Our final stop of the day would be the Christian Quarter and the Church of the Holy Sepulchre. There would also be stops at the Stages of the Cross but I was too busy rounding up passengers to see much of the detail along the way.
Nearing the Jaffa Gate, we got a great view of the Citadel of David.
King David’s Citadel and Tower
The Church of the Holy Sepulchre is thought to be the site of Golgotha (Hill of Calvary), the spot where Jesus was crucified as well the location of burial and resurrection. It is a major pilgrimage site for Christians.
Exterior of the Church of the Holy Sepulchre
The church was literally inundated with visitors (worse than the Cairo Museum) inside and outside. We did make our way into the building.
We were able to get close to the Stone of the Unction, the stone upon which Christians believe Jesus was prepared for burial.
Stone of Unction

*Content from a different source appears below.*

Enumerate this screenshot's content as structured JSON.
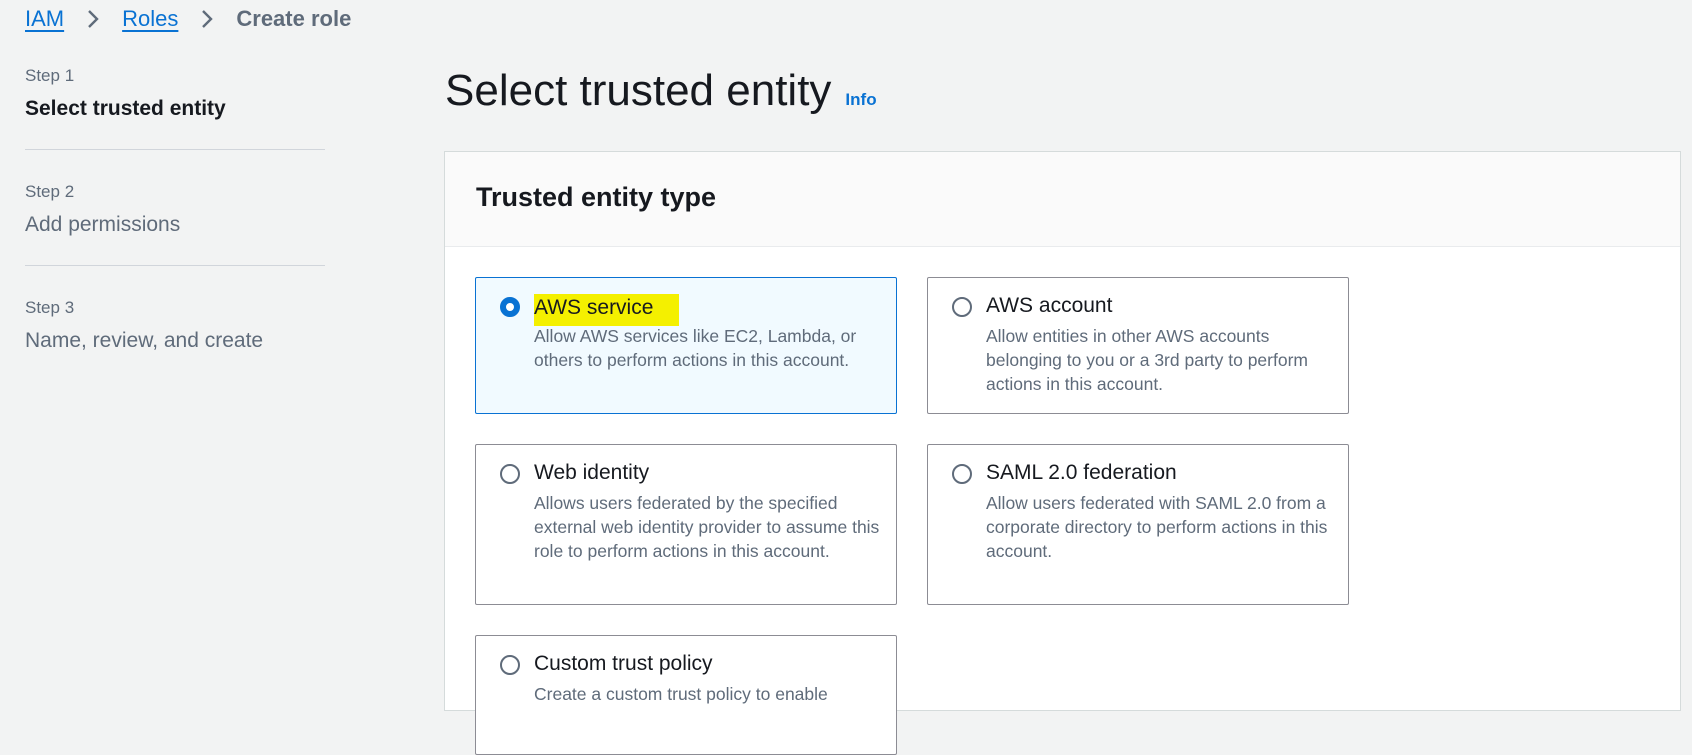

Many of the passengers were physically unable to climb the stairs (five people across with no railings) to the site of Golgotha so I stayed with them until the rest of our group came down. Other passengers were simply unhappy over the crowding – expected, I would think. I waited with my flock at the down staircase for the rest of the group but they did not show (later found out that they went up the down stairs).
After some anxiety, I was able to find Hughey and the rest of our people- they had made their way into the courtyard. Soon, we were all on our way through the narrow passages of the Christian Quarter (and it was getting dark).
Marketplaces along our route
Church of the Birthplace of the Virgin Mary
Deserted Alley in the Christian Quarter (after dark)
Eventually, we exited the Christian Quarter via the Lion’s Gate and boarded our bus back to Ashdod. A count of the passengers indicated that everyone was on board. Considering the confusion at the Church of the Holy Sepulchre and the wanderings of some of the passengers, this was another Jerusalem miracle.
Lion’s Gate – Exit from the Christian Quarter
The bus stopped briefly so we could take a picture of the Temple Mount and the Old City at night.
The ride back to Ashdod was pleasant – Hughey spoke a bit about his own background and history as well as how the State of Israel is dealing with its geopolitical issues. I found the whole discussion very interesting.
Soon we were back at the Port, where I ran into Esperanza and we chatted about the tour and the goings on this evening.
No show tonight but Motown Mania is in the Grand Foyer.
We passed on the show and grabbed something to eat in the Buffet.
A very physically difficult day but an enlightening one as well.